You are the general counsel of a public company and your CEO calls to tell you that the board is thinking about putting the company up for sale. He wants to talk. There are many important considerations for the board and management team when selling a company, and one of those is whether to sell to a financial buyer or a strategic buyer. What are some of the first things you need to know about these different buyers?
Buyers’ Current and Future Goals
Financial and strategic buyers have different current and future goals and reasons for acquiring a target company. A financial buyer (for instance, a private equity firm) focuses on a company’s ability to create value and earn profits as a stand-alone entity (or possibly as part of a portfolio); as such, its principal concerns are a target’s cash flow and the future exit opportunities from the business. Indeed, financial buyers typically have a limited horizon for their exit strategy with a targeted return on their investment. Therefore, financial buyers may conduct more thorough and lengthy due diligence to properly evaluate the strength of the current management team and the target’s future strategies, development and financial stability.
On the other hand, a strategic buyer is interested in a target company’s fit into its long-term business plan, as well as the synergistic benefits that it foresees from acquiring the company (such as expanding into new geographic markets, creating new products, eliminating competition, or promoting greater efficiency within its own corporation). As such, a strategic buyer will focus on how the target company fits into its growth strategy and may be willing to pay more due to such synergistic considerations. Note that in a highly concentrated industry, the strategic buyer may have more antitrust considerations than a financial buyer that complicate the closing of the transaction.
Selling to Different Types of Buyers
Another important consideration for a target company is how the sale of the company will affect the business post-closing. A financial buyer is usually focused on its determination of the profitability of a business as it currently operates, meaning current management, structure and culture may be maintained. This typically means that the transaction is not an exit opportunity for the management team and key employees, who may be required to stay on with the company and may even be asked to make an equity investment. This can raise important conflict of interests issues for officers of the company and a potential “going private” issue that needs to be analyzed and should influence the manner in which negotiations are structured to keep the board and its negotiations independent of any management negotiations with the buyer.
A strategic buyer is interested in the target’s synergistic benefits, and therefore wants to ensure efficiency in the management and integration of the acquired business with its business as a whole. As a result, strategic buyers are likely to cut costs in various ways, including by laying off employees. The fact that a strategic buyer already has leadership in place before it makes an acquisition may mean that the target’s current management team will not be needed.

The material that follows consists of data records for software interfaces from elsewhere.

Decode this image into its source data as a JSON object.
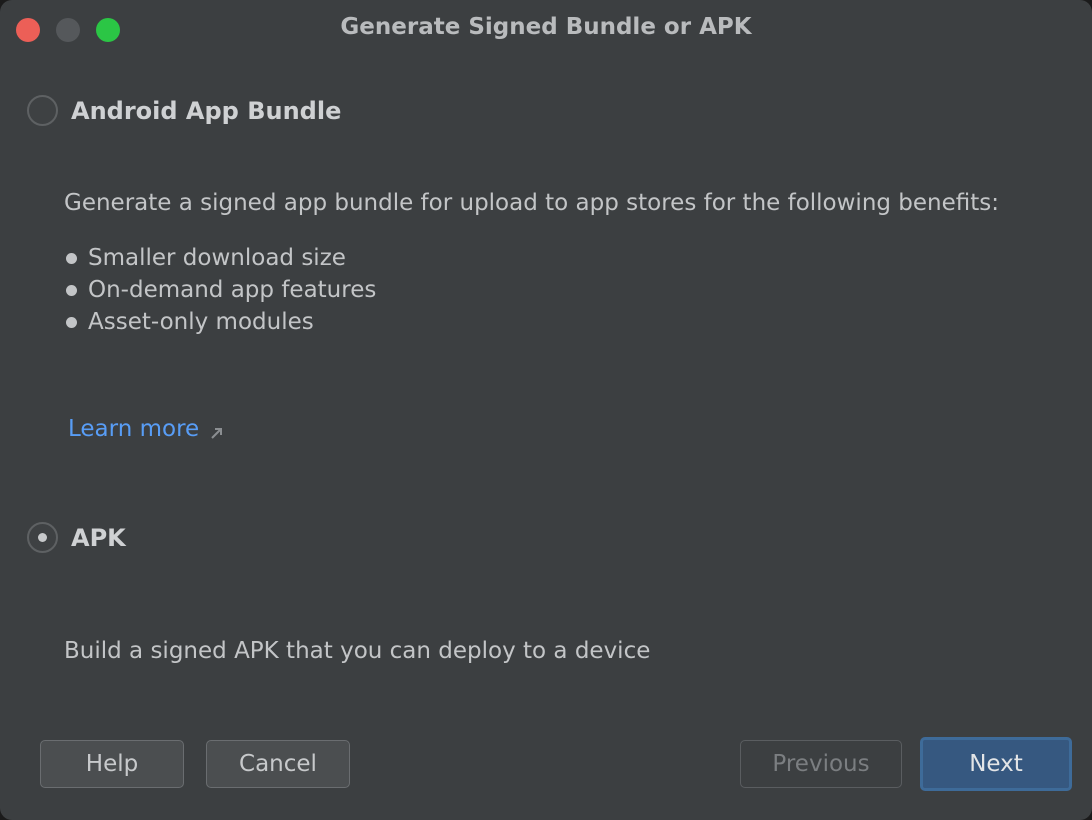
{
  "window": {
    "title": "Generate Signed Bundle or APK"
  },
  "options": {
    "bundle": {
      "label": "Android App Bundle",
      "selected": false,
      "description": "Generate a signed app bundle for upload to app stores for the following benefits:",
      "benefits": [
        "Smaller download size",
        "On-demand app features",
        "Asset-only modules"
      ],
      "learn_more": "Learn more"
    },
    "apk": {
      "label": "APK",
      "selected": true,
      "description": "Build a signed APK that you can deploy to a device"
    }
  },
  "buttons": {
    "help": "Help",
    "cancel": "Cancel",
    "previous": "Previous",
    "next": "Next"
  },
  "icons": {
    "learn_more": "external-link-arrow-icon"
  },
  "colors": {
    "background": "#3c3f41",
    "link": "#589df6",
    "primary_button": "#365880",
    "close": "#ec5f57",
    "maximize": "#2bc645"
  }
}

This might be a benefit if the target’s management wants to exit the business, though the buyer may require a transition period from management, which typically ranges from several months to two years.
Remedies Available in the Case of a Contractual Breach by the Buyer
The target company’s board and management should also consider the remedies available if a buyer breaches its contract. Due to their typically larger size and greater access to capital, strategic buyers are more likely to provide specific performance – which allows a target company to enforce all of the buyer’s obligations under most circumstances – as a remedy for a contractual breach than are financial buyers. Financial buyers typically limit the remedies they provide to reverse break-up fees, in which the buyer monetarily compensates the target company in the case of a breach. Financial buyers may provide a commitment letter or guaranty from the buyer’s parent fund or contributing funds, which could provide a direct right of the target against such upstream entities. But the recourse is still typically limited to a financial remedy rather than specific performance. Thus, if deal certainty is important to the board and management team – except in the case of certain regulatory or shareholder outs for the buyer, or a breach by the target – selling to a strategic buyer might be preferable.
Much of the discrepancy in remedies provided by financial and strategic buyers lies in the fact that financial buyers pay cash but often employ leverage whereas strategic buyers are more likely to use cash, stock, or a combination of the two as consideration. Indeed, in deals with no leverage or stock, there is little distinction between strategic and financial buyers in this respect. Rather, the type of buyer only tends to matter in debt-financed deals – in such cases, financial buyers almost never provide specific performance as a remedy, whereas strategic buyers often still do.
Notably, in the current financial climate, financial buyers have a harder time securing bank financing than they did in the past. This has not only led to a decrease in financial buyers’ use of leverage, but has also provided an overall advantage for strategic buyers, as they now possess even greater relative access to capital as compared to financial buyers.
Which Type of Buyer is Best for Your Business?
There is not a clear answer as to whether selling to a financial or strategic buyer is the superior option. Rather, the answer is determined by the characteristics of the target and acquiring entities, as well as the preferences of the board and management team of the target. The characteristics of these two potential buyers are very different, and will influence how a potential buyer views a target, how the target should negotiate with the buyer, and the target company’s future success. As such, it is vital for the board of directors and management team to understand financial and strategic buyers’ current and future goals, how these goals will affect the business’ legacy and current employees, and how the buyer’s structure could determine the remedies available in the case of a contractual breach. The answer may even be that it benefits a target company to foster competition from both the financial and strategic sectors before making a decision – in this way, there are more options and an enhanced view of what type of buyer will best suit the target company’s goals.